Whether it's the New Year, the start of spring or the thought of peeling off layers for the summer, you might be thinking about how to start or restart a healthy low-fat diet. Or perhaps a medical condition requires you to follow a low-fat diet.
Whatever your reasons or motivation, here are 10 things you can do to get started:
If weight loss is your goal, don't set yourself up for disappointment or, worse, health problems. Make this a positive experience and start with small, achievable goals. Sustainable weight loss means losing no more than one or two pounds a week. If you choose to go on a crash diet, your body will ultimately balk: your metabolism will slow down and it will become harder to shed pounds as your poor body goes into preservation mode.
Clear out Your Refrigerator and Pantry
Leftover holiday pies and cookies should be tossed, and so should any full-fat cheeses and other full-fat dairy products. Cast out any seasonal candies, be it Halloween, Valentine's or Easter candy. For a more general sweep of your kitchen, take a look at my article on the low fat kitchen. Remember, you can eat or prepare only the foods you have at hand. You can't polish off a pint of ice cream that isn't there.
Restock Your Refrigerator and Pantry With Healthy, Wholesome Ingredients
Again, the low fat kitchen article can give you plenty of ideas. Basically, substitute low-fat or fat-free products for their full fat counterparts. Buy whole grain pastas, breads and grains; and stock up with plenty of fresh fruit and vegetables. Try to eat at least nine servings (4 1/2 cups) of these a day. Here are some great low-fat foods worth seeking out.
Monitor Portions and Serving Sizes
Portion sizes have grown ever larger. Examine food labels and nutrition facts, and understand what exactly constitutes a serving size. It's usually less than you think. Be aware that a food package often contains more than one serving, and that the nutritional analysis label refers to one portion, not necessarily the whole package.
Always Eat Breakfast
Obviously, I don't mean doughnuts! As well as being an important source of vitamins and minerals, a good breakfast comprising whole-grain cereal with fat-free or low-fat milk, fruit and yogurt will keep your blood-sugar levels stable and sustain you until lunchtime. Here are some great ideas for low-fat breakfasts.
Drink Water, and Plenty of It
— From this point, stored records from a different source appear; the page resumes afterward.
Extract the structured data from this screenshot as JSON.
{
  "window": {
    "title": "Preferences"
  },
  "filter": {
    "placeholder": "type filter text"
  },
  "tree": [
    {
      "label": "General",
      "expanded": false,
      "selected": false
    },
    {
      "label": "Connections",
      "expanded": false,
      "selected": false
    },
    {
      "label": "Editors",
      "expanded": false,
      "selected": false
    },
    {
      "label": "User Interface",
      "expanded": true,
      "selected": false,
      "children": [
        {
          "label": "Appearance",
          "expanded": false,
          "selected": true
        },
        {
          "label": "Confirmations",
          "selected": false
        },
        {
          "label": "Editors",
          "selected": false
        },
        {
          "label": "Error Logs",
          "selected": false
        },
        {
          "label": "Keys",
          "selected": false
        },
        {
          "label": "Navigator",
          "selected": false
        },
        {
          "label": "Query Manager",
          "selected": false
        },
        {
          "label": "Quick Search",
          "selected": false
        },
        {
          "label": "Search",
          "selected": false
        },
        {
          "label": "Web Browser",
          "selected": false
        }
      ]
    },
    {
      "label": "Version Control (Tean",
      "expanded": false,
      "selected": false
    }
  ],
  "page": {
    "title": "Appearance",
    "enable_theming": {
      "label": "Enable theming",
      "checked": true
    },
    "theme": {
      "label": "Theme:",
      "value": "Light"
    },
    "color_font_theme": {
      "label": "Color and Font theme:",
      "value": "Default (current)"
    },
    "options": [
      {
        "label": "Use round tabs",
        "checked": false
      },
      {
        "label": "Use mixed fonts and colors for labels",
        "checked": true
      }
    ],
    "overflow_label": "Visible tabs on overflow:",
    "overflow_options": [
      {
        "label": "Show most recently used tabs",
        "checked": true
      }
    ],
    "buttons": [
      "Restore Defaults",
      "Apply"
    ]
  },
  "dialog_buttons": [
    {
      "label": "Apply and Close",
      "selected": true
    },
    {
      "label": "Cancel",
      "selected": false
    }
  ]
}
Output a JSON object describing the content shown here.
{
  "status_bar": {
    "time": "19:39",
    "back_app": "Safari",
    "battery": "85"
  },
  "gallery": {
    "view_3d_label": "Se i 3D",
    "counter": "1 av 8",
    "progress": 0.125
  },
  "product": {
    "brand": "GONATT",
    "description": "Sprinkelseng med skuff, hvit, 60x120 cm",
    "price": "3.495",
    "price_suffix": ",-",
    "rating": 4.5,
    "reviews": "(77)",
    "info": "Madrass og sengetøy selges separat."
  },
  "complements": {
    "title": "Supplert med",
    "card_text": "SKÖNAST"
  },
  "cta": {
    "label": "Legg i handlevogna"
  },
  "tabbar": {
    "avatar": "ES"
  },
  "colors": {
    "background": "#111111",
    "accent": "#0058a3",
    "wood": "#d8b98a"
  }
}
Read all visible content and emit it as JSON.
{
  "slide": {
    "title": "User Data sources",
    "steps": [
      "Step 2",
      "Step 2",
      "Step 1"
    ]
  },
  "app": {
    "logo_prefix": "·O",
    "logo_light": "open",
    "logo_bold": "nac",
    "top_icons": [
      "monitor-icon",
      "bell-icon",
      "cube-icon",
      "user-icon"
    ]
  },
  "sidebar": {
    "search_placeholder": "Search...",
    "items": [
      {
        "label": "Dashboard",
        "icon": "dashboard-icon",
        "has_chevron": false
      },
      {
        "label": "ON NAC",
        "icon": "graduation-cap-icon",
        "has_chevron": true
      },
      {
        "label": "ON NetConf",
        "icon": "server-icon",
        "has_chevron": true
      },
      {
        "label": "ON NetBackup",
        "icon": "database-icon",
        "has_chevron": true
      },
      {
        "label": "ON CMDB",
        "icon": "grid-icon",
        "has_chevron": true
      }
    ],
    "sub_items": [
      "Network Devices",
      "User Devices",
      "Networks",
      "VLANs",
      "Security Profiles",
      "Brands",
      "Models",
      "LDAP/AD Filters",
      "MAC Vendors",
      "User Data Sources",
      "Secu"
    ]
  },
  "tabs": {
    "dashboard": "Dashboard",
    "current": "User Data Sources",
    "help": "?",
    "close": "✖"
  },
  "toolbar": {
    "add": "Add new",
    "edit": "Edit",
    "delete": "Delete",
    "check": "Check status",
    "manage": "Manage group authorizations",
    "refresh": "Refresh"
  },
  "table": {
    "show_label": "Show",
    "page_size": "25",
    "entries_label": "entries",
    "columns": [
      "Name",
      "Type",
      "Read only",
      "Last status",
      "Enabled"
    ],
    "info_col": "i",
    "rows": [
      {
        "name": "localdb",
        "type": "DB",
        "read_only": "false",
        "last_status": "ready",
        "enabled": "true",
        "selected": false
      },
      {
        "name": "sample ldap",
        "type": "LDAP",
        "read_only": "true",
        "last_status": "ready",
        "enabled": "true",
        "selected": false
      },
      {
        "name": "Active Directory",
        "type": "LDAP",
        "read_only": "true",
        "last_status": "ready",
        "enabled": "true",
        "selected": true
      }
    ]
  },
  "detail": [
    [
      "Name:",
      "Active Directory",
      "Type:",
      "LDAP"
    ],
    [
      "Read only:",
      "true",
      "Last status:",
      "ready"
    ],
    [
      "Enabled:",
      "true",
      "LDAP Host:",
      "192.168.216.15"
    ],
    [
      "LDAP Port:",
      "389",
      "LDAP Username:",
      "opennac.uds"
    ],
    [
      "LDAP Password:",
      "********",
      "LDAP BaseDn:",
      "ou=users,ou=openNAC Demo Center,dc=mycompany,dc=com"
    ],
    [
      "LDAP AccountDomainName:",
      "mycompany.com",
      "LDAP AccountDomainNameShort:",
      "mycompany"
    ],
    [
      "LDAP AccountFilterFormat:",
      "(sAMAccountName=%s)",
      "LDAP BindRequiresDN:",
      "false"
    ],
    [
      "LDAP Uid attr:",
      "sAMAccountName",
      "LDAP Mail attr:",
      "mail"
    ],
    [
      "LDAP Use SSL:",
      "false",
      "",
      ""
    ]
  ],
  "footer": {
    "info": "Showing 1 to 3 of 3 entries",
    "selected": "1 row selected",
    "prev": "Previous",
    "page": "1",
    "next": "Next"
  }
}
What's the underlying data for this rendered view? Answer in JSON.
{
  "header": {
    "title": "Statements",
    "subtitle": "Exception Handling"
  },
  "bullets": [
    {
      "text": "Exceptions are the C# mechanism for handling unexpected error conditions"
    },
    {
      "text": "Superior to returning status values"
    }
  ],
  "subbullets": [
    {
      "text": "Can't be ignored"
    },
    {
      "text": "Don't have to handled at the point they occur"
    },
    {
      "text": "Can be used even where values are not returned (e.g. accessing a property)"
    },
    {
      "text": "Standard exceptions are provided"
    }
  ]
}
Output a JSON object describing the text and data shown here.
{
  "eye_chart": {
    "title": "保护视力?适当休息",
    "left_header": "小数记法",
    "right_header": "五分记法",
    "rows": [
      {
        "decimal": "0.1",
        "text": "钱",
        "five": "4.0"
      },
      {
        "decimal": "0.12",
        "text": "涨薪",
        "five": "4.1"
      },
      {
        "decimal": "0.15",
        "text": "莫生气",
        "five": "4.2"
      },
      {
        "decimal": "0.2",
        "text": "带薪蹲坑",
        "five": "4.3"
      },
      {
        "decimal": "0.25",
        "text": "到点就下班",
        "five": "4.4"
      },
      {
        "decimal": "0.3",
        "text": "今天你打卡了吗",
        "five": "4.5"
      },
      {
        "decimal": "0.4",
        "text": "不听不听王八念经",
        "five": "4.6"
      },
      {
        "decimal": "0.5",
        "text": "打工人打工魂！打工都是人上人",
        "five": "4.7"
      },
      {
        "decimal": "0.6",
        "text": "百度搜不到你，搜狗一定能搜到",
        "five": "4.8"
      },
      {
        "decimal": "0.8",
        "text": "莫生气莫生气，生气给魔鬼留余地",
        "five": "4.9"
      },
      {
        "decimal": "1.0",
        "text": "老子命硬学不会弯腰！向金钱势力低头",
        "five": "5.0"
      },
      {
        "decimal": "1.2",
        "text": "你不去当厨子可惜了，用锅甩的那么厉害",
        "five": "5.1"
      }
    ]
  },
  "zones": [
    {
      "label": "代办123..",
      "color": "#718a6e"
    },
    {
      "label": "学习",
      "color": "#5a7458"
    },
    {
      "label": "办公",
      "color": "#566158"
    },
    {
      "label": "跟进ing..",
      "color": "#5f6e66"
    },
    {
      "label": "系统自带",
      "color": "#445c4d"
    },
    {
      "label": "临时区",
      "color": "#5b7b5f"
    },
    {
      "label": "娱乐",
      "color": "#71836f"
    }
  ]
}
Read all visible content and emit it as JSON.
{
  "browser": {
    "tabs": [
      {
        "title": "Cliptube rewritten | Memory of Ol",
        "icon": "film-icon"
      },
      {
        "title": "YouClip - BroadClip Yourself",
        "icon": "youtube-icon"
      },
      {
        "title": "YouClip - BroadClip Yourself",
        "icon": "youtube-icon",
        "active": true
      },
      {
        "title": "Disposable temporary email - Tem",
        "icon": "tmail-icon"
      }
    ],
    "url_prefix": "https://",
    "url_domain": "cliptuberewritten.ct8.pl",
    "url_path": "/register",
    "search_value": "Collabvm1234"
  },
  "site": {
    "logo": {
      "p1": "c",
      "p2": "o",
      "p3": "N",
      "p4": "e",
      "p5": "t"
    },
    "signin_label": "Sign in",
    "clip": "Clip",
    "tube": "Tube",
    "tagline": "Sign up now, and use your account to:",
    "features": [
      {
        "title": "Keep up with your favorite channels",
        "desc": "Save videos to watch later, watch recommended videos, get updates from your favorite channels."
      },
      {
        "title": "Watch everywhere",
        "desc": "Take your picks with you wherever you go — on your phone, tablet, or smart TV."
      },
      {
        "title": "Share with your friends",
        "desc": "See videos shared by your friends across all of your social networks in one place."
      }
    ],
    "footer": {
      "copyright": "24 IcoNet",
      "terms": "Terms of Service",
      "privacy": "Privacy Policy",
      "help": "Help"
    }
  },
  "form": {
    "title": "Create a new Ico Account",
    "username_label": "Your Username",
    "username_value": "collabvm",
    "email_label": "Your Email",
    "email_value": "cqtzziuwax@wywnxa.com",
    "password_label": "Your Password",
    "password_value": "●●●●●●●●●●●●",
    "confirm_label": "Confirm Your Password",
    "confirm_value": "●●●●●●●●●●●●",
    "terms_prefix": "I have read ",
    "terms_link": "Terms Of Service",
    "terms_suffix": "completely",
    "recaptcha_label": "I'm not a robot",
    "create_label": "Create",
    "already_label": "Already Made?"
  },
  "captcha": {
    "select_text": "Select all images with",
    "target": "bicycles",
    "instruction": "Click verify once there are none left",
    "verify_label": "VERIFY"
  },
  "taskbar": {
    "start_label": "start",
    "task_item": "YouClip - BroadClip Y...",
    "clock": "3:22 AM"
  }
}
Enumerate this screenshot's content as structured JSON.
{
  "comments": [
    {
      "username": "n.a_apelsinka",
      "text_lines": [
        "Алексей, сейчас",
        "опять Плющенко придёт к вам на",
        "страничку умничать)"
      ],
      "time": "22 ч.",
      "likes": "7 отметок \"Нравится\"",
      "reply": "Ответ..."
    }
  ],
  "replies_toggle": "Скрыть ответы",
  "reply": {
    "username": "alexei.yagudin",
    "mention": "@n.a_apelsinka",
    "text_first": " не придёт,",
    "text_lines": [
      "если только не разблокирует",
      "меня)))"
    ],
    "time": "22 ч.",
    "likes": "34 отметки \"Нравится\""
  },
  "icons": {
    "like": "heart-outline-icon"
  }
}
Water is essential for digestion, and also helps us feel fuller for longer. Sometimes we confuse thirst for hunger, so keep a bottle of water by your side and sip it frequently—you’ll probably end up eating less.
Replace at Least One Meat Dish With a Vegetarian Meal Each Week
Eat Fish at Least Once and Preferably Twice a Week
Fish is naturally low in fat, and fish that have higher levels, such as salmon, contain heart-healthy omega-3 fatty acids.
It’s one thing to watch our intake of fat and calories, but to complete the transition to a healthier low-fat lifestyle, we need to burn calories by doing some regular exercise. You don’t have to become a gym rat or necessarily invest in a fancy treadmill. Find a friend or persuade your partner to join you for a brisk 30-minute walk; exercising with a buddy will help keep you motivated. Again, set realistic goals. There’s no point starting a rigorous regime that you can’t keep up with. Do consult a doctor beforehand, especially if you have been mostly inactive until now.
Eat Healthy Snacks
When you do get an attack of the munchies, make sure you reach for nutritious snacks such as fruit, low-fat yogurt, whole-grain crackers, air-popped popcorn or raw veggies. An occasional cookie or square or two of chocolate are not the end of the world. Keep them as special treats, though. If you have made over your pantry then it shouldn’t be a big issue.
These basic guidelines will help you more naturally eat a low fat diet and lead a healthier lifestyle. You don't need to deprive yourself of anything. Remember, some fat in our diets is actually necessary.